Referring to the Images 3 and 4 it is stated that these images have been supplied from within the USA to the Weimaraner Klub e.V. for response in 1966. At that time, the authenticity of the colour representation were disputed. These doubts henceforth have been dispelled by the given verbal declarations and are in accordance with the colour description by the owner [female form] (BLUE).
May I also say, Taking in the “Blue” color, will also change the “Amber” color of the eyes and automatically the color of the nails.
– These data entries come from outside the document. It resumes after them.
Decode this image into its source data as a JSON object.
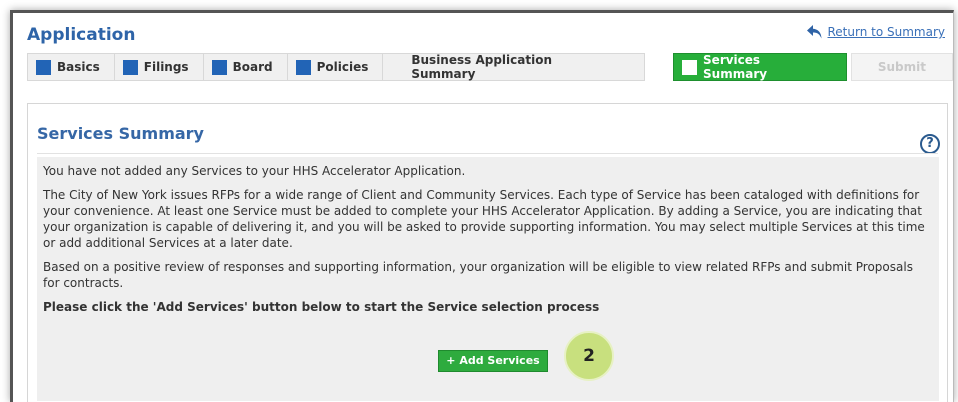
{
  "header": {
    "title": "Application",
    "return_label": "Return to Summary"
  },
  "tabs": [
    {
      "label": "Basics"
    },
    {
      "label": "Filings"
    },
    {
      "label": "Board"
    },
    {
      "label": "Policies"
    },
    {
      "label": "Business Application Summary"
    },
    {
      "label": "Services Summary"
    },
    {
      "label": "Submit"
    }
  ],
  "panel": {
    "title": "Services Summary",
    "help_glyph": "?",
    "paragraphs": [
      "You have not added any Services to your HHS Accelerator Application.",
      "The City of New York issues RFPs for a wide range of Client and Community Services. Each type of Service has been cataloged with definitions for your convenience. At least one Service must be added to complete your HHS Accelerator Application. By adding a Service, you are indicating that your organization is capable of delivering it, and you will be asked to provide supporting information. You may select multiple Services at this time or add additional Services at a later date.",
      "Based on a positive review of responses and supporting information, your organization will be eligible to view related RFPs and submit Proposals for contracts."
    ],
    "instruction": "Please click the 'Add Services' button below to start the Service selection process",
    "add_button_label": "+ Add Services"
  },
  "step_badge": "2",
  "colors": {
    "title_blue": "#2e64a8",
    "tab_square_blue": "#2264b6",
    "active_green": "#27ae3a",
    "badge_green": "#c8e07e"
  },
  "icons": {
    "return": "return-arrow-icon",
    "help": "help-icon"
  }
}
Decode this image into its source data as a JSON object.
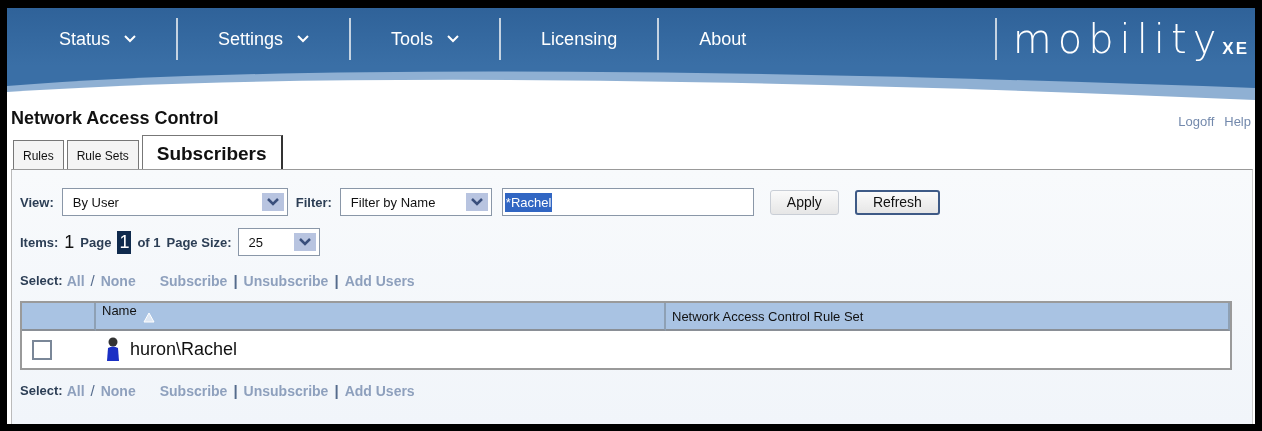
{
  "nav": [
    {
      "label": "Status",
      "dropdown": true
    },
    {
      "label": "Settings",
      "dropdown": true
    },
    {
      "label": "Tools",
      "dropdown": true
    },
    {
      "label": "Licensing",
      "dropdown": false
    },
    {
      "label": "About",
      "dropdown": false
    }
  ],
  "logo": {
    "name": "mobility",
    "suffix": "XE"
  },
  "page_title": "Network Access Control",
  "header_links": [
    "Logoff",
    "Help"
  ],
  "tabs": [
    {
      "label": "Rules",
      "selected": false
    },
    {
      "label": "Rule Sets",
      "selected": false
    },
    {
      "label": "Subscribers",
      "selected": true
    }
  ],
  "filters": {
    "view_label": "View:",
    "view_value": "By User",
    "filter_label": "Filter:",
    "filter_value": "Filter by Name",
    "search_value": "*Rachel",
    "search_text_selected": true,
    "buttons": [
      {
        "label": "Apply",
        "default": false
      },
      {
        "label": "Refresh",
        "default": true
      }
    ]
  },
  "paging": {
    "items_label": "Items:",
    "items_count": "1",
    "page_label": "Page",
    "page_current": "1",
    "page_of": "of 1",
    "page_size_label": "Page Size:",
    "page_size": "25"
  },
  "select_bars": [
    {
      "label": "Select:",
      "all": "All",
      "separator": "/",
      "none": "None",
      "actions": [
        "Subscribe",
        "Unsubscribe",
        "Add Users"
      ],
      "action_separator": "|"
    },
    {
      "label": "Select:",
      "all": "All",
      "separator": "/",
      "none": "None",
      "actions": [
        "Subscribe",
        "Unsubscribe",
        "Add Users"
      ],
      "action_separator": "|"
    }
  ],
  "table": {
    "columns": [
      {
        "label": "Name",
        "sorted": true
      },
      {
        "label": "Network Access Control Rule Set",
        "sorted": false
      }
    ],
    "rows": [
      {
        "kind": "user",
        "checked": false,
        "name": "huron\\Rachel"
      }
    ]
  }
}
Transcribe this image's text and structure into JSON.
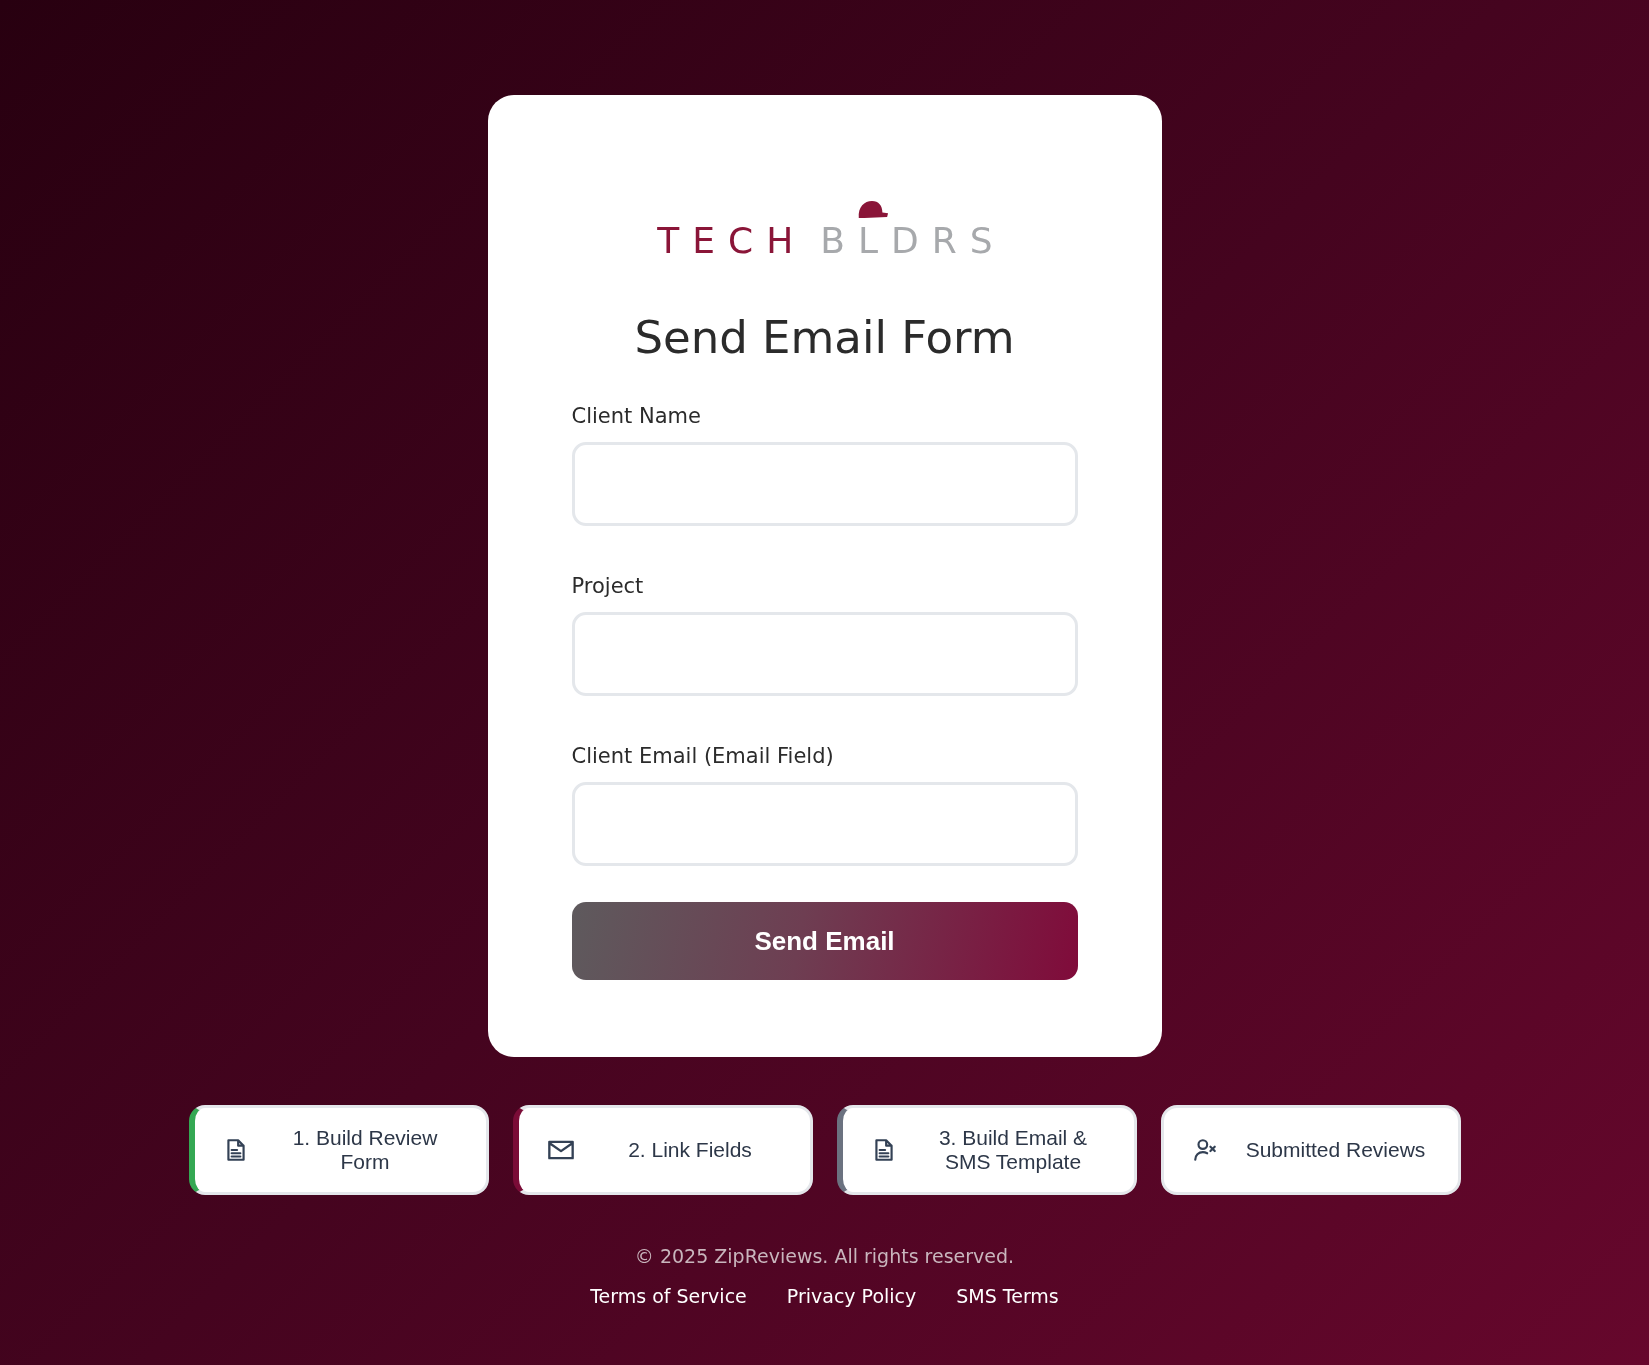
{
  "logo": {
    "part_1": "TECH",
    "part_2": "BLDRS"
  },
  "title": "Send Email Form",
  "fields": [
    {
      "label": "Client Name"
    },
    {
      "label": "Project"
    },
    {
      "label": "Client Email (Email Field)"
    }
  ],
  "submit_button": "Send Email",
  "nav_buttons": [
    {
      "kind": "document",
      "label": "1. Build Review Form",
      "color": "#34a853"
    },
    {
      "kind": "mail",
      "label": "2. Link Fields",
      "color": "#7a0c37"
    },
    {
      "kind": "document",
      "label": "3. Build Email & SMS Template",
      "color": "#6b7280"
    },
    {
      "kind": "person",
      "label": "Submitted Reviews"
    }
  ],
  "footer": {
    "copyright": "© 2025 ZipReviews. All rights reserved.",
    "links": [
      "Terms of Service",
      "Privacy Policy",
      "SMS Terms"
    ]
  }
}
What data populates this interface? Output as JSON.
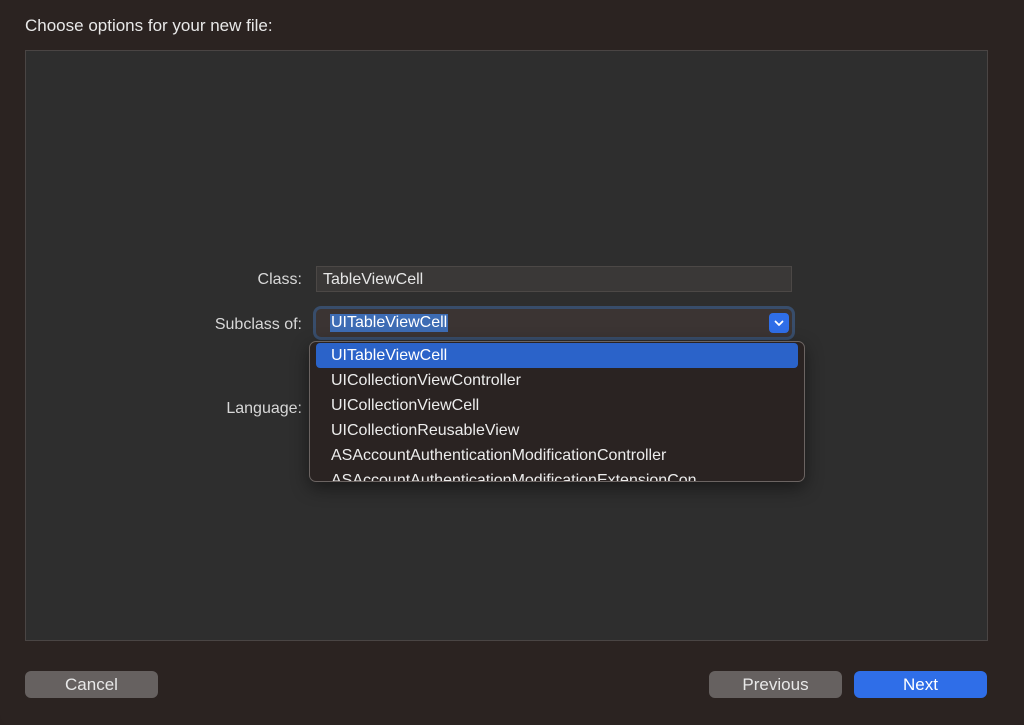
{
  "header": {
    "title": "Choose options for your new file:"
  },
  "form": {
    "class_label": "Class:",
    "class_value": "TableViewCell",
    "subclass_label": "Subclass of:",
    "subclass_value": "UITableViewCell",
    "language_label": "Language:"
  },
  "dropdown": {
    "items": [
      {
        "label": "UITableViewCell",
        "selected": true
      },
      {
        "label": "UICollectionViewController"
      },
      {
        "label": "UICollectionViewCell"
      },
      {
        "label": "UICollectionReusableView"
      },
      {
        "label": "ASAccountAuthenticationModificationController"
      },
      {
        "label": "ASAccountAuthenticationModificationExtensionCon"
      }
    ]
  },
  "footer": {
    "cancel_label": "Cancel",
    "previous_label": "Previous",
    "next_label": "Next"
  },
  "colors": {
    "accent": "#2f6ee8",
    "selection": "#2b63c9",
    "background": "#2b2321"
  },
  "icons": {
    "dropdown_toggle": "chevron-down-icon"
  }
}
Both characteristics of our Breed.
Reference is expressly made to the fact that, analogous to the standard-conforming color possibilities, there exists a relationship between the color of the nails and the color of the eyes. The eye color may not exhibit a darker shade than that of dark amber and represents a yellowish brown, in which the emphasis is to be placed on yellow.
It is explicitly referred to the fact that, analogous to th ecolour variants [possibilities] within the standard, a relation to the colour of the claws and the eye colour exists. The eye color may not show a darker shade then dark amber (AMBER) and represents a yellowish shade of brown, emphasizing on yellow.
[No signature in WCA’s translation]
Breeding and Examination Warden
Commissary for Breeding and Examination
Virsutzender des Deutschen Weimaraner Klubs
First Chairman (President)
Blue Weimaraner History – Part I: 1949 to 1970
One of the first Weimaraner imports into the United States sparked immediate controversy over his dark coat color and lasted for decades.
American Weimaraner Standard Changes Relative to Coat
Pro and Con Arguments for Disqualification of the Blue Weimaraner
Cäsar von Gaiberg, the Progenitor of the Blue Weimaraner
An in-depth look at Cäsar von Gaiberg (“Tell”), the progenitor of the Blue Weimaraner, and the one that started it all.
Blue Weimaraner History – Part II: From 1970 to 2007
The Blue Weimaraner controversy started from the very beginning, with one of the first Weimaraners imported into the United States..